Website and app data records:
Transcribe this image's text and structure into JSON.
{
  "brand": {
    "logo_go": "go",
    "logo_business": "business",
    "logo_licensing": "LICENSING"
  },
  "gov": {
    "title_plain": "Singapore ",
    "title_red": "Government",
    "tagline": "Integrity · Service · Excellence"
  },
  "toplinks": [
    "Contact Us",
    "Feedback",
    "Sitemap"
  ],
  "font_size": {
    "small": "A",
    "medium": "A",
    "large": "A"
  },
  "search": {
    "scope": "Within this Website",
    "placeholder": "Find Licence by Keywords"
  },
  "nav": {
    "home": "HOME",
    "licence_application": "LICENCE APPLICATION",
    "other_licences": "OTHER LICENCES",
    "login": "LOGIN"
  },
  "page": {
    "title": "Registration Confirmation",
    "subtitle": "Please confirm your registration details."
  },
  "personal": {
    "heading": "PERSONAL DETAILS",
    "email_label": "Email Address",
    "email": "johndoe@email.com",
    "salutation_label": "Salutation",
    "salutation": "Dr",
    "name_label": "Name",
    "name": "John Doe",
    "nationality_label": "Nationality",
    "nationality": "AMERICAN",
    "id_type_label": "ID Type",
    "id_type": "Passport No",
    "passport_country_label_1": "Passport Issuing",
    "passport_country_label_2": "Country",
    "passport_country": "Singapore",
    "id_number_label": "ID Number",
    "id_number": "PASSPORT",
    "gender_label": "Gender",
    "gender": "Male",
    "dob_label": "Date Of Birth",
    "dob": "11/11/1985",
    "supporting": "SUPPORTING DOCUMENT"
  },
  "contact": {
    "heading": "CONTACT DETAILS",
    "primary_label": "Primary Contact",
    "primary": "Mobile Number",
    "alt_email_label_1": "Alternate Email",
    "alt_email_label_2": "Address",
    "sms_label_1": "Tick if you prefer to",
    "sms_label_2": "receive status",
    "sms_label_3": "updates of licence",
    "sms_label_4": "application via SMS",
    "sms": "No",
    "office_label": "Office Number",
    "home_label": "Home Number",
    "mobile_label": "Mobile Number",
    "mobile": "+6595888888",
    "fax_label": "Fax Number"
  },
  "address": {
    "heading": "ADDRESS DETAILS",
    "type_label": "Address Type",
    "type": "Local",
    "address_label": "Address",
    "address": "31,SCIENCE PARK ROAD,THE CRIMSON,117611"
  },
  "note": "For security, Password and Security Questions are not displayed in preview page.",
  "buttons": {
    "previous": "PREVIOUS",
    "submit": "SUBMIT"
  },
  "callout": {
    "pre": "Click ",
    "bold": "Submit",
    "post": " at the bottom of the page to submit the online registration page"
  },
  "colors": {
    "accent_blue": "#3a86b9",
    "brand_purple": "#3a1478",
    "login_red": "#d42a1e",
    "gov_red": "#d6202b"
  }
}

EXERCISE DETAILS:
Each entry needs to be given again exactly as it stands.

ANSWER SPACE:
Transcribe this image's text and structure into JSON.
{
  "brand": {
    "logo_go": "go",
    "logo_business": "business",
    "logo_licensing": "LICENSING"
  },
  "gov": {
    "title_plain": "Singapore ",
    "title_red": "Government",
    "tagline": "Integrity · Service · Excellence"
  },
  "toplinks": [
    "Contact Us",
    "Feedback",
    "Sitemap"
  ],
  "font_size": {
    "small": "A",
    "medium": "A",
    "large": "A"
  },
  "search": {
    "scope": "Within this Website",
    "placeholder": "Find Licence by Keywords"
  },
  "nav": {
    "home": "HOME",
    "licence_application": "LICENCE APPLICATION",
    "other_licences": "OTHER LICENCES",
    "login": "LOGIN"
  },
  "page": {
    "title": "Registration Confirmation",
    "subtitle": "Please confirm your registration details."
  },
  "personal": {
    "heading": "PERSONAL DETAILS",
    "email_label": "Email Address",
    "email": "johndoe@email.com",
    "salutation_label": "Salutation",
    "salutation": "Dr",
    "name_label": "Name",
    "name": "John Doe",
    "nationality_label": "Nationality",
    "nationality": "AMERICAN",
    "id_type_label": "ID Type",
    "id_type": "Passport No",
    "passport_country_label_1": "Passport Issuing",
    "passport_country_label_2": "Country",
    "passport_country": "Singapore",
    "id_number_label": "ID Number",
    "id_number": "PASSPORT",
    "gender_label": "Gender",
    "gender": "Male",
    "dob_label": "Date Of Birth",
    "dob": "11/11/1985",
    "supporting": "SUPPORTING DOCUMENT"
  },
  "contact": {
    "heading": "CONTACT DETAILS",
    "primary_label": "Primary Contact",
    "primary": "Mobile Number",
    "alt_email_label_1": "Alternate Email",
    "alt_email_label_2": "Address",
    "sms_label_1": "Tick if you prefer to",
    "sms_label_2": "receive status",
    "sms_label_3": "updates of licence",
    "sms_label_4": "application via SMS",
    "sms": "No",
    "office_label": "Office Number",
    "home_label": "Home Number",
    "mobile_label": "Mobile Number",
    "mobile": "+6595888888",
    "fax_label": "Fax Number"
  },
  "address": {
    "heading": "ADDRESS DETAILS",
    "type_label": "Address Type",
    "type": "Local",
    "address_label": "Address",
    "address": "31,SCIENCE PARK ROAD,THE CRIMSON,117611"
  },
  "note": "For security, Password and Security Questions are not displayed in preview page.",
  "buttons": {
    "previous": "PREVIOUS",
    "submit": "SUBMIT"
  },
  "callout": {
    "pre": "Click ",
    "bold": "Submit",
    "post": " at the bottom of the page to submit the online registration page"
  },
  "colors": {
    "accent_blue": "#3a86b9",
    "brand_purple": "#3a1478",
    "login_red": "#d42a1e",
    "gov_red": "#d6202b"
  }
}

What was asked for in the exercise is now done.